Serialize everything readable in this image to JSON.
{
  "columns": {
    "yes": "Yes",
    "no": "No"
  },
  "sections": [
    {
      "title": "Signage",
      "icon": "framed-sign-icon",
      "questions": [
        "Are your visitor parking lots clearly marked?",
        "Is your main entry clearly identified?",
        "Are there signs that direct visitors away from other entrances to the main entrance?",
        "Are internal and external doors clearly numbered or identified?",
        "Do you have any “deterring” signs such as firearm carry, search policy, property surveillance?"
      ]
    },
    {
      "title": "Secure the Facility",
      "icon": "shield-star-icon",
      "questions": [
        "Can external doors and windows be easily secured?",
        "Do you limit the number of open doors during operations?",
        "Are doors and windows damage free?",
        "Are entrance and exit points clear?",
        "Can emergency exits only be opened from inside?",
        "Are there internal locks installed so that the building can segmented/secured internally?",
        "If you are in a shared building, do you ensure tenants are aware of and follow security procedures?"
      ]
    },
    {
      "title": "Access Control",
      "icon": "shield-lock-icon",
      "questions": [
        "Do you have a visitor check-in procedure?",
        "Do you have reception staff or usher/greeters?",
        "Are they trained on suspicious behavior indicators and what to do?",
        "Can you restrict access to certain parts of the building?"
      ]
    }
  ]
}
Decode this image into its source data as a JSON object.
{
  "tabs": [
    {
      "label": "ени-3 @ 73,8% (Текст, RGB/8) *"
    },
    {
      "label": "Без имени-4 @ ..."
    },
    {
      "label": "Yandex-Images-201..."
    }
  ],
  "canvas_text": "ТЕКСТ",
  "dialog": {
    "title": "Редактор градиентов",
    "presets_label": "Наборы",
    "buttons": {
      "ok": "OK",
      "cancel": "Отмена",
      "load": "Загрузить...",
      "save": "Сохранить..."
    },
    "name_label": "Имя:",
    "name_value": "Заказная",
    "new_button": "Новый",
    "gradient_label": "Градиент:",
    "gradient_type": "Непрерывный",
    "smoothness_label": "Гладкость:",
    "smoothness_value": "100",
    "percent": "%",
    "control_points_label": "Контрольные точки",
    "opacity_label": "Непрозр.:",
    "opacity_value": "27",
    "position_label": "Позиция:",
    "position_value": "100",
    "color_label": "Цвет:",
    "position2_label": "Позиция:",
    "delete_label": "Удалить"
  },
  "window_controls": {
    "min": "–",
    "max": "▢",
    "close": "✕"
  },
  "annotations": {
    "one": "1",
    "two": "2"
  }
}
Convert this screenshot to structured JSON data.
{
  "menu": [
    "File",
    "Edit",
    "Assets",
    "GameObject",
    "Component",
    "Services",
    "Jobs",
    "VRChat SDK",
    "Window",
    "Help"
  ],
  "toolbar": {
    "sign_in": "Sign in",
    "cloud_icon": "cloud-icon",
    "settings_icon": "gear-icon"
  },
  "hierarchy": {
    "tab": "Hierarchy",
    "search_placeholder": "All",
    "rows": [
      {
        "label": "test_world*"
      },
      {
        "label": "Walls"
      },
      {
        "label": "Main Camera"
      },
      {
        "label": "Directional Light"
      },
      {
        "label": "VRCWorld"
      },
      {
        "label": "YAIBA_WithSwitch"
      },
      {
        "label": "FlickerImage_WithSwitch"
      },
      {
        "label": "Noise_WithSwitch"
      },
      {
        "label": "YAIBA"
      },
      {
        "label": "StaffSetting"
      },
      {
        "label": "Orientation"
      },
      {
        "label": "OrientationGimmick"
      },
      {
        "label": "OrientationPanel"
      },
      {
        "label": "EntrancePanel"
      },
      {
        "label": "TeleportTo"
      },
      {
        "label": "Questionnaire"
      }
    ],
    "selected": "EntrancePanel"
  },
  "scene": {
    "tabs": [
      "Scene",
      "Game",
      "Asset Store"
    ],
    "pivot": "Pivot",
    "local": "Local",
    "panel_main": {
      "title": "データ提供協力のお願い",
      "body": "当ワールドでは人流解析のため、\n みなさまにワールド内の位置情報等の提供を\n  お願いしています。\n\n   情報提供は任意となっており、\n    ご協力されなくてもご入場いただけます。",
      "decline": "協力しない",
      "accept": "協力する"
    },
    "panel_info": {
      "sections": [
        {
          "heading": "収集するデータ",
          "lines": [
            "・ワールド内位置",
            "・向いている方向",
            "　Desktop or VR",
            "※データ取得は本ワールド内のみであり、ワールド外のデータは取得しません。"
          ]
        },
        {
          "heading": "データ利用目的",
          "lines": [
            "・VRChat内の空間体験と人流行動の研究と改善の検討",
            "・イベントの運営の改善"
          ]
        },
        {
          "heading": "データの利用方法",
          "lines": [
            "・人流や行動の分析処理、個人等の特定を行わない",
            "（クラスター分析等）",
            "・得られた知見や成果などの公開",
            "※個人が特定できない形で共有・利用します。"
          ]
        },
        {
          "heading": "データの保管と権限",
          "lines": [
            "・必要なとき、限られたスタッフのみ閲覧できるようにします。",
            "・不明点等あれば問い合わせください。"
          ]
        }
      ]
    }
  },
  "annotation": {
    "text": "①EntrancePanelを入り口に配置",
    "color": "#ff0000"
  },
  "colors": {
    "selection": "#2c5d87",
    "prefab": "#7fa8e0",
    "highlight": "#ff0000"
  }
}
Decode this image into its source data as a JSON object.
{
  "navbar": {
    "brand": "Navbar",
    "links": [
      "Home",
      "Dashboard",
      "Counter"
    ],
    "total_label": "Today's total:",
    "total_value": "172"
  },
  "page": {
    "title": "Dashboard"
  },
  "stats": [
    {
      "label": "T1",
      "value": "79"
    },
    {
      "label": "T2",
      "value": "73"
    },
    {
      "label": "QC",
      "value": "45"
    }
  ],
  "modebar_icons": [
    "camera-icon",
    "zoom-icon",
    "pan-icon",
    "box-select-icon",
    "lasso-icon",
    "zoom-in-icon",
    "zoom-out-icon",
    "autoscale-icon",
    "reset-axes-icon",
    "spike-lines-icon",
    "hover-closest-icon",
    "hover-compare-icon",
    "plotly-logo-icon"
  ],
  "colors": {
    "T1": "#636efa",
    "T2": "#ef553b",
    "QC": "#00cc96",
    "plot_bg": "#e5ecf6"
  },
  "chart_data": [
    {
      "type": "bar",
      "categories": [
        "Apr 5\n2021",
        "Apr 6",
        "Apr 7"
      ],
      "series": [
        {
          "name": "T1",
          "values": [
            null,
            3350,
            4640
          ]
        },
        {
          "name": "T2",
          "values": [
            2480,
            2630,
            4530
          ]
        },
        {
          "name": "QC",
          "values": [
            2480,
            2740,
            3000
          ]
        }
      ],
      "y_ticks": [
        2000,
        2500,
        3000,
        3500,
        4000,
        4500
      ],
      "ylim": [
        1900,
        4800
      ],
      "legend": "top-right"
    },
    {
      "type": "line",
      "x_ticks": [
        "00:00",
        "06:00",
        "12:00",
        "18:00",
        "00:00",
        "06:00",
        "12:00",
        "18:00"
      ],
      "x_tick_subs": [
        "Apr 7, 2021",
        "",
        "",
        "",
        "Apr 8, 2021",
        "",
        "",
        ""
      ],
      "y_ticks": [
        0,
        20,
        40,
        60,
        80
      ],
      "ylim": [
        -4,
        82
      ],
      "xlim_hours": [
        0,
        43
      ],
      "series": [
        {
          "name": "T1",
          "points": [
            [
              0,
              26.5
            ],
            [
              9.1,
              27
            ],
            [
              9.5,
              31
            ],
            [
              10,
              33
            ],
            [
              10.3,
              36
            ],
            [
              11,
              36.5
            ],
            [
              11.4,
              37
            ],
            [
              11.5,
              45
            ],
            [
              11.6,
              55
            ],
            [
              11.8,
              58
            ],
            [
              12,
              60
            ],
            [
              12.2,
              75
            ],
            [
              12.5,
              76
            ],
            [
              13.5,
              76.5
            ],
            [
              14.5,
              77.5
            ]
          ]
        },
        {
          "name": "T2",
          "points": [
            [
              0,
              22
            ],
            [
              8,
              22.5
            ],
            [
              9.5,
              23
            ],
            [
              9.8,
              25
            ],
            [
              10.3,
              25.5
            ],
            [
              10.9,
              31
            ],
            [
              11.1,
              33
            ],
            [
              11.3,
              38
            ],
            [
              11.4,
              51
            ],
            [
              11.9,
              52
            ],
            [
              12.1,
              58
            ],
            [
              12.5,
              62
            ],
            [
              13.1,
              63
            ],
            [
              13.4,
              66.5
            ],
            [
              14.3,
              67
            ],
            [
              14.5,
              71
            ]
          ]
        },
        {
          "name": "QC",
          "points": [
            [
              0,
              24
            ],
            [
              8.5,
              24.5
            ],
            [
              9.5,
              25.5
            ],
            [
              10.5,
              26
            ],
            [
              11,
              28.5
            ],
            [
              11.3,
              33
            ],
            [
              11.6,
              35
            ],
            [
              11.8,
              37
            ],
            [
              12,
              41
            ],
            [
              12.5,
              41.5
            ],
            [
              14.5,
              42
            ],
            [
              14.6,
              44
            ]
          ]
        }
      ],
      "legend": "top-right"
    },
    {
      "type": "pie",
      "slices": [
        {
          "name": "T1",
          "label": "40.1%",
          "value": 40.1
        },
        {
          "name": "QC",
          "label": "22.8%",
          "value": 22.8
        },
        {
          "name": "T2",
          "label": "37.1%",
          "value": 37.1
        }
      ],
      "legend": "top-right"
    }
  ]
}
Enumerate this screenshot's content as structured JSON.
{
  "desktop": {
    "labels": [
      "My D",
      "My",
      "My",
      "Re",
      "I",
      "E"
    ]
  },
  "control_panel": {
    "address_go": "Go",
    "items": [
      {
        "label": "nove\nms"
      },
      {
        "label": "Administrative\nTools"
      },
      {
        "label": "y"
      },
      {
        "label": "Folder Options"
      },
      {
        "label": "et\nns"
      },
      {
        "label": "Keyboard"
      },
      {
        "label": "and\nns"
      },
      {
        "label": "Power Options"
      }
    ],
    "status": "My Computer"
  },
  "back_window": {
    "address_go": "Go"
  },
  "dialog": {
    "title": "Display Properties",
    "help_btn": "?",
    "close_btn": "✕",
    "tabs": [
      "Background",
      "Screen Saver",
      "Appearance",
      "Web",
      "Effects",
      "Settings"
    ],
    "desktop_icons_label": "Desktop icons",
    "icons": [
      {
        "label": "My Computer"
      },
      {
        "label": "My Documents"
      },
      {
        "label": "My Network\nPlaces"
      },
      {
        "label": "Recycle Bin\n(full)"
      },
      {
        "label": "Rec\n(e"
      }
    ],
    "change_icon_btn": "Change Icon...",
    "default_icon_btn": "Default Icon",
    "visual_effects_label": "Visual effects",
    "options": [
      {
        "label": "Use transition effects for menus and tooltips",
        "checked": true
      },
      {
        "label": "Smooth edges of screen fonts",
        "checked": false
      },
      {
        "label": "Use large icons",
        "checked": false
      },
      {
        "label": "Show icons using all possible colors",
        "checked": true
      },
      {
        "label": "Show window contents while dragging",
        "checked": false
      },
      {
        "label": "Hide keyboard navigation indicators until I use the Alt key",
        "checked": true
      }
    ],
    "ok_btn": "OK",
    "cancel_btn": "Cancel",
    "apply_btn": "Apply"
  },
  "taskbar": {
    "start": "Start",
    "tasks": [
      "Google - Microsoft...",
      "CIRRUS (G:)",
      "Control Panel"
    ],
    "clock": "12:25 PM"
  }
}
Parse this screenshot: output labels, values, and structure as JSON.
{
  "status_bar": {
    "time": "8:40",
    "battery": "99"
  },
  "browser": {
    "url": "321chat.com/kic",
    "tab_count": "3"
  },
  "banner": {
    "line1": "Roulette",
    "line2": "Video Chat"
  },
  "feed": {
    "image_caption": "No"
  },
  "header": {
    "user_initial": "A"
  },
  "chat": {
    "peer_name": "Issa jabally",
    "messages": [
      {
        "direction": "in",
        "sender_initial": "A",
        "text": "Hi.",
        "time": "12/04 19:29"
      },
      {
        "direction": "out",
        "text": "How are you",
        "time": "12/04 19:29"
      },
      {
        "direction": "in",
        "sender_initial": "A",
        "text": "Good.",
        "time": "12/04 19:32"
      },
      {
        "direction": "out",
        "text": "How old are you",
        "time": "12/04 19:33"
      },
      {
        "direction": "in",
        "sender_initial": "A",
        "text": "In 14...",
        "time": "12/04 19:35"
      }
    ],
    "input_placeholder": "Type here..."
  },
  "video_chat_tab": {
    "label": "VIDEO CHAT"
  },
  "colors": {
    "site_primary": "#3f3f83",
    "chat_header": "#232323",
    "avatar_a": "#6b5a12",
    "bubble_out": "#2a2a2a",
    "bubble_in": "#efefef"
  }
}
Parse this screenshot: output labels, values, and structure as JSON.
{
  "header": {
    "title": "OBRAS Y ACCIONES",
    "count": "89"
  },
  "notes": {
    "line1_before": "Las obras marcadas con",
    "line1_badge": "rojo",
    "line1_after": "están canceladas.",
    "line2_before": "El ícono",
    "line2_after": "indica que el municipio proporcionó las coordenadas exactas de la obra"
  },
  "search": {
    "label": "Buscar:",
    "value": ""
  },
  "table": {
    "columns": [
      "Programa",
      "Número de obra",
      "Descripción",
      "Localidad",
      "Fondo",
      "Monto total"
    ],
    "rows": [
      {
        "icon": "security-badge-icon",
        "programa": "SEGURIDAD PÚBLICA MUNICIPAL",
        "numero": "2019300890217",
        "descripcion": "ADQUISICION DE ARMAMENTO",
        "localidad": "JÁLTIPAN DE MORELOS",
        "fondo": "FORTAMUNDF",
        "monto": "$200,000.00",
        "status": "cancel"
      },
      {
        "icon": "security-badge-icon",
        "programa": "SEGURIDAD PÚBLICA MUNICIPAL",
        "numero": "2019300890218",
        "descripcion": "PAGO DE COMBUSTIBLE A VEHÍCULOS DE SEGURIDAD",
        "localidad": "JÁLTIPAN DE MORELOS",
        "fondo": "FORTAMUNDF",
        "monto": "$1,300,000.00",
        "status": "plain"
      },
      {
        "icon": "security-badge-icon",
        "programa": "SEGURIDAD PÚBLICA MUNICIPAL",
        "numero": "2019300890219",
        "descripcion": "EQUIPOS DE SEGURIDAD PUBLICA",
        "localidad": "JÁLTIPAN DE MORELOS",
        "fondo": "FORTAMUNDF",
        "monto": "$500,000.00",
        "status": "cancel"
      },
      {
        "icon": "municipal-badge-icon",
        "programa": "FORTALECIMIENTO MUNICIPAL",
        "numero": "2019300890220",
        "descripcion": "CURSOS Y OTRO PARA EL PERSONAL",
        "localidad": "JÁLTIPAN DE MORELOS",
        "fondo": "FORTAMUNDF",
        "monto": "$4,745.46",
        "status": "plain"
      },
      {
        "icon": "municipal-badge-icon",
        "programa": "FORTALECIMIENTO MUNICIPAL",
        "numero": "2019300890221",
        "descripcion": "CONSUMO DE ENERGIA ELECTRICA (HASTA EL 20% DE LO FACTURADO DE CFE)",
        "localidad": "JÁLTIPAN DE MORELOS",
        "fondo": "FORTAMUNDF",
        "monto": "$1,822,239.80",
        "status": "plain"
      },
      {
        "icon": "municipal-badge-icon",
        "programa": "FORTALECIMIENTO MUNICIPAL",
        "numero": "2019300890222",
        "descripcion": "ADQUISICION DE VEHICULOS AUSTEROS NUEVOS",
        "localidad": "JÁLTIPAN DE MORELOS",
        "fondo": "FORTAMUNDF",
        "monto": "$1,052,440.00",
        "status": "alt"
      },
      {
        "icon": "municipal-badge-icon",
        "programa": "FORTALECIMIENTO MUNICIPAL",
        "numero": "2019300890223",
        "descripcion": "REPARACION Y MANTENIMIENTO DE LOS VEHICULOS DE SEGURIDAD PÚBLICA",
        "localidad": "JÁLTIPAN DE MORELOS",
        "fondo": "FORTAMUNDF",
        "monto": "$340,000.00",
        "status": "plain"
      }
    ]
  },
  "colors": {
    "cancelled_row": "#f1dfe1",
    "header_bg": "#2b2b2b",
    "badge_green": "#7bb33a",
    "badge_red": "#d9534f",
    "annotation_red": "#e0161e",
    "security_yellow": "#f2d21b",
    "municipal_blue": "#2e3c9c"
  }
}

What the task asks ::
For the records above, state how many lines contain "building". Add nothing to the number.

Solution for this problem ::
3